++++ Source records

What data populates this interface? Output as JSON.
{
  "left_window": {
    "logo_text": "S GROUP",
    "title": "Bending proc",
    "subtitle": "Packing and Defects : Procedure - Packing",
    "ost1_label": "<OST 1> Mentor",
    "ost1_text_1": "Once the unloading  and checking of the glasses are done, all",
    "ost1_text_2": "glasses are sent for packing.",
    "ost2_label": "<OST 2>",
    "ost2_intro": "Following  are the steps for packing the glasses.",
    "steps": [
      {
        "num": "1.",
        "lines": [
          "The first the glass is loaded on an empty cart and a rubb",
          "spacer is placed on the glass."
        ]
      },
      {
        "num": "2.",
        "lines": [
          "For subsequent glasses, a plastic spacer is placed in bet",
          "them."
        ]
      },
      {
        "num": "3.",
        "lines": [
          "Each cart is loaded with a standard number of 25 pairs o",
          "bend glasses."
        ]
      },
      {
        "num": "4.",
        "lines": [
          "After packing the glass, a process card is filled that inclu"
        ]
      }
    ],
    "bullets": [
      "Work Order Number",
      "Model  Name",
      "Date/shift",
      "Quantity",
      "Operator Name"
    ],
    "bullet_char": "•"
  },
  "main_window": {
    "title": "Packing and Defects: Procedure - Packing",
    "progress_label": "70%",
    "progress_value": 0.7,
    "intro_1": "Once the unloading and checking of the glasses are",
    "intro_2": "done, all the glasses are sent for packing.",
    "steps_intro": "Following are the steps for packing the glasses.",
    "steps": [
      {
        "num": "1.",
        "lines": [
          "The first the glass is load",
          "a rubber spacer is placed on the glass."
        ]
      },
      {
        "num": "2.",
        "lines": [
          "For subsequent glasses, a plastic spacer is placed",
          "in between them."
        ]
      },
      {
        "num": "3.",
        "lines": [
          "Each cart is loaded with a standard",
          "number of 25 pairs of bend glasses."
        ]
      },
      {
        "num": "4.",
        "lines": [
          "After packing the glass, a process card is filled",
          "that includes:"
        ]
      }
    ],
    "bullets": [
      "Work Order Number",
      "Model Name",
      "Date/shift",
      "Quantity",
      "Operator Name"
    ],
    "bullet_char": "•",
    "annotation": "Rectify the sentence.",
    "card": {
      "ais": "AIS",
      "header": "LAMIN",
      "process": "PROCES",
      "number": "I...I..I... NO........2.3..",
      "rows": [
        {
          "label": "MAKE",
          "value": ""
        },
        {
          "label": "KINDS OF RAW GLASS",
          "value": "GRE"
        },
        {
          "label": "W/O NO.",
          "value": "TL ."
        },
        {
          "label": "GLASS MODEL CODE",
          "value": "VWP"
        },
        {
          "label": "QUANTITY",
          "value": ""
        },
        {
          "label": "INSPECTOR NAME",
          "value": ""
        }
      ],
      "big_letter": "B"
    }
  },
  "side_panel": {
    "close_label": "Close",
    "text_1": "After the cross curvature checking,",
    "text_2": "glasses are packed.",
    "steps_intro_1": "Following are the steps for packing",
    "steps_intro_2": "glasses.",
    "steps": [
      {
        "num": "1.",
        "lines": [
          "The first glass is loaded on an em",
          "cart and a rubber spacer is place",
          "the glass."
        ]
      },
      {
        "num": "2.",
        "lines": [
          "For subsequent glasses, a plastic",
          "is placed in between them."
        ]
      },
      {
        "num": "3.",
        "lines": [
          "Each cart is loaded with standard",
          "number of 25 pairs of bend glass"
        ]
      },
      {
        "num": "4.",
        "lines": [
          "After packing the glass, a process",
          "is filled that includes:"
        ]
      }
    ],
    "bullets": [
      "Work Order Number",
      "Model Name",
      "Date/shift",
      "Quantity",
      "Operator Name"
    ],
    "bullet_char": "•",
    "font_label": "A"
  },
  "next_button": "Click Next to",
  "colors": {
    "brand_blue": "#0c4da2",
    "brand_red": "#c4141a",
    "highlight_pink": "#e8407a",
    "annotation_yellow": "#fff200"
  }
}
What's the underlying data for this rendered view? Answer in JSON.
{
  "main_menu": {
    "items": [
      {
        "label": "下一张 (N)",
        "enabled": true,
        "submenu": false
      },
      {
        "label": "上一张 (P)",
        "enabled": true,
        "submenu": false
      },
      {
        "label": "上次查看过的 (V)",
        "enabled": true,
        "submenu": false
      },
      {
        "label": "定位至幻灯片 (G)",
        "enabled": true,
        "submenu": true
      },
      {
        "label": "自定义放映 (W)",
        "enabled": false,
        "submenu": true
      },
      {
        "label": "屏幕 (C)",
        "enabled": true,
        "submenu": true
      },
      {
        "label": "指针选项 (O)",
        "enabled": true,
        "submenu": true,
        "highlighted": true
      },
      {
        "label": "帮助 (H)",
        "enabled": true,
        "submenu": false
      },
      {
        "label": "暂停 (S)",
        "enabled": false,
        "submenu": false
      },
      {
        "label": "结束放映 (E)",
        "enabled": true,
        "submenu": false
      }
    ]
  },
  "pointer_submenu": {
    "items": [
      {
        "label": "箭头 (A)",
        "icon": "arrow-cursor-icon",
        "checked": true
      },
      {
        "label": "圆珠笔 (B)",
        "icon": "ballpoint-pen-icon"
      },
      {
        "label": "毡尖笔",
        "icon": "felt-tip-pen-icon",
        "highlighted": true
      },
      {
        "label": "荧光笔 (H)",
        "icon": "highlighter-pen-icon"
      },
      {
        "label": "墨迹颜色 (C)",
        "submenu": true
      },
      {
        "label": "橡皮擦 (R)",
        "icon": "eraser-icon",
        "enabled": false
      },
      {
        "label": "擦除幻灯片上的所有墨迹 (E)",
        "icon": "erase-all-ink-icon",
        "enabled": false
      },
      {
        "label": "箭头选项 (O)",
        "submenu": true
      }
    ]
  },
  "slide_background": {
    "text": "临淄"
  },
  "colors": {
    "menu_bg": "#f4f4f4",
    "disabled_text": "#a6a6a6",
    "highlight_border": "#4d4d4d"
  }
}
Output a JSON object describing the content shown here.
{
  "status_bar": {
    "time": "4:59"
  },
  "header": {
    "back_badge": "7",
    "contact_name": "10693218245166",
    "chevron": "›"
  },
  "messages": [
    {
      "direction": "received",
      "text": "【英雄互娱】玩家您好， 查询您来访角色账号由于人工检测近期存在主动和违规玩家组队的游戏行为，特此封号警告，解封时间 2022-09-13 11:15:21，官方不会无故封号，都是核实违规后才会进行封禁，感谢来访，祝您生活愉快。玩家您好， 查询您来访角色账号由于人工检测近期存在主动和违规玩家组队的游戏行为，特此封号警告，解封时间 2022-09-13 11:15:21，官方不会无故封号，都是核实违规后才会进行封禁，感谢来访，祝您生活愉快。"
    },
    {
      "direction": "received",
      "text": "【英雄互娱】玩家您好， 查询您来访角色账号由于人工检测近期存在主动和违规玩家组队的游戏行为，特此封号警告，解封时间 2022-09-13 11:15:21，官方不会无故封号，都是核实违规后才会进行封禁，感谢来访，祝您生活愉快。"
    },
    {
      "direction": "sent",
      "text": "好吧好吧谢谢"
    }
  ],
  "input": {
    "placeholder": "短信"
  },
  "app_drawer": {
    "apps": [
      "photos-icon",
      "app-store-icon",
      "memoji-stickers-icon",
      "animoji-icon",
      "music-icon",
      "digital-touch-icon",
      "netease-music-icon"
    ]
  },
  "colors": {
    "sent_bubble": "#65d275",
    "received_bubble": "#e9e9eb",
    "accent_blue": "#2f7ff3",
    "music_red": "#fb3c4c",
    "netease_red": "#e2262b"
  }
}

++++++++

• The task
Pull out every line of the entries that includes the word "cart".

• Answer to this exercise
          "The first the glass is loaded on an empty cart and a rubb",
          "Each cart is loaded with a standard number of 25 pairs o",
          "Each cart is loaded with a standard",
          "cart and a rubber spacer is place",
          "Each cart is loaded with standard",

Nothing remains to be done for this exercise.